If Indy really wanted to go for it all in the AFC South and beyond, they should have done what a team in the NFC South did and gotten Colts owner Jim Irsay to pony up the cash to sign Tom Brady.

An all-in move like that would have instantly made Indianapolis a dark-horse Super Bowl candidate and also would have been the best way possible to stick it to their hated rivals in New England (and a great way for Brady to stick it to his former coach).

If you’re the Colts, who won the Super Bowl 13 seasons ago but have only made the playoffs once in the last five seasons, taking a chance and seeing if Brady can slide into the franchise-QB spot Luck temporarily filled after it was vacated by Peyton Manning and lead the team back to the promised land is a move worth making,

Instead, the Colts now will be rolling out a longtime Patriot punching bag in Rivers instead of a six-time Super Bowl winner in Brady.

Elsewhere in the NFL, there are plenty of other moves and developing storylines to be aware of starting with Rams running back Todd Gurley — who would leave behind $25.6 million in dead money if he was outright released by Los Angeles — reportedly being on the trading block in LA. Gurley’s teammate, wide receiver Brandin Cooks, is also said to be available.

UPDATE: In a shocking, and costly, move, the Rams have released Gurley. Along with Gurley, the Los Angeles also cut Clay Matthews.

While the Cooks news is just speculation at this point, it’s a fact that the Lions finalized a deal with the Eagles on Thursday that sent stud cornerback Darius Slay to Philadelphia. Slay, who was dealt for third- and fifth-round picks from the 2020 draft, has already reached an agreement on a three-year, $50 million extension with Philly that includes $30 million guaranteed.

That deal was preceded by the Lions inking cornerback Desmond Trufant, formerly of the Falcons, to a two-year deal worth $21 million. Coach Matt Patricia seems committed to revamping the Lions defense as Trufant will join former Patriots Danny Shelton, Jamie Collins and Duron Harmon as a new addition for the Lions.

In another Detroit-related news item, the Rams signed former Lions defensive tackle A’Shawn Robinson to a two-year pact for $17 million.

Also in Los Angeles, the Rams and left tackle Andrew Whitworth have come to terms on a three-year contract worth $30 million. The Rams also reached a new deal with right guard Austin Blythe.

In Denver, the Broncos have released quarterback Joe Flacco with a failed physical designation and will move forward with youngster Drew Lock under center.

In Washington, the Redskins have signed tight end Logan Thomas but are reportedly not interested in acquiring former Buccaneers QB Jameis Winston.
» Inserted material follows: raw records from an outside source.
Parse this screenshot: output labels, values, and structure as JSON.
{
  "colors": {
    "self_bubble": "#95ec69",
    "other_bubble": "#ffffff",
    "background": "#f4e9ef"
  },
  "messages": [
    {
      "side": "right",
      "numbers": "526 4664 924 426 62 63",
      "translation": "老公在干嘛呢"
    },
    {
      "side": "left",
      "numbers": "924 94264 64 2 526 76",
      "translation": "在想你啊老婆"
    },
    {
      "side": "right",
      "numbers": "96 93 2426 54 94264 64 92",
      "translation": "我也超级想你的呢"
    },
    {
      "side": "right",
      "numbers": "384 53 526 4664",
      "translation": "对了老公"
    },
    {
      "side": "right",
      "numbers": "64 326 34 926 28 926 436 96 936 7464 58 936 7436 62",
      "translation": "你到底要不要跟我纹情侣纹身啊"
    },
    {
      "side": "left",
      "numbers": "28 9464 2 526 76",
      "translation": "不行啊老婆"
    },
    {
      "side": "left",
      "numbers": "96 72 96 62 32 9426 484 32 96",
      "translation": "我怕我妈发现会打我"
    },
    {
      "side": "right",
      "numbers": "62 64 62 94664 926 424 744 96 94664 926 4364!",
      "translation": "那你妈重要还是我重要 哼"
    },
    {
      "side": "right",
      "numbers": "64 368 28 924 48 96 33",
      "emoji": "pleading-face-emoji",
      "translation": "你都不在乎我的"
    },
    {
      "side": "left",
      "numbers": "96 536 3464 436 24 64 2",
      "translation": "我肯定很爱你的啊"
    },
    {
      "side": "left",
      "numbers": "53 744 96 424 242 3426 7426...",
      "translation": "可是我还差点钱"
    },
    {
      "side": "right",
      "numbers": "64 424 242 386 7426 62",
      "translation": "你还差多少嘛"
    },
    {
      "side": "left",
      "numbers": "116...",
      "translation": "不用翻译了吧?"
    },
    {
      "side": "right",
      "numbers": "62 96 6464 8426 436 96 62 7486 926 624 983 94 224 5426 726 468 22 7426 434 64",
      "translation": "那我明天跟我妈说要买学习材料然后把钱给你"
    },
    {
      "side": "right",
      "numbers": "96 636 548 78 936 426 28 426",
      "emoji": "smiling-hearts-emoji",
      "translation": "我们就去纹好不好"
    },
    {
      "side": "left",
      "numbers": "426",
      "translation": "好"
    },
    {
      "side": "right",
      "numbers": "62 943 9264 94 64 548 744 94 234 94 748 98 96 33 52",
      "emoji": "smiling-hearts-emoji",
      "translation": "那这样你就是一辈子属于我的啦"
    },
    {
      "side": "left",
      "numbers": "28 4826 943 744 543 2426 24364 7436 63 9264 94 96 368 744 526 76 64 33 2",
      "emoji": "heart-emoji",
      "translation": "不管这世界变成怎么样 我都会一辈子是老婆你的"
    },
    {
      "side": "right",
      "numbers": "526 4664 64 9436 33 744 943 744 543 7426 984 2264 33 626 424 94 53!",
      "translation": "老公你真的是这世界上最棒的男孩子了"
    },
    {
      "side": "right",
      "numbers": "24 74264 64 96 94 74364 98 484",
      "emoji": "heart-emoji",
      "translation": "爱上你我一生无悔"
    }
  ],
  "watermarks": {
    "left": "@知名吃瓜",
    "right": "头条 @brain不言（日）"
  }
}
For now, Washington will roll with second-year player Dwayne Haskins and potentially Alex Smith (pending health) in 2020.

Despite some rumblings to the contrary, Ian Rapoport of the NFL Network considers the Bucs highly unlikely to sign free agent Antonio Brown to reunite him with Brady in Tampa Bay.

In non-player-related news, Saints coach Sean Payton told ESPN he has tested positive for coronavirus. Per ESPN’s Adam Schefter, Payton revealed his diagnosis because “he wants all people to heed the warnings of government officials, stay inside, and behave responsibly.”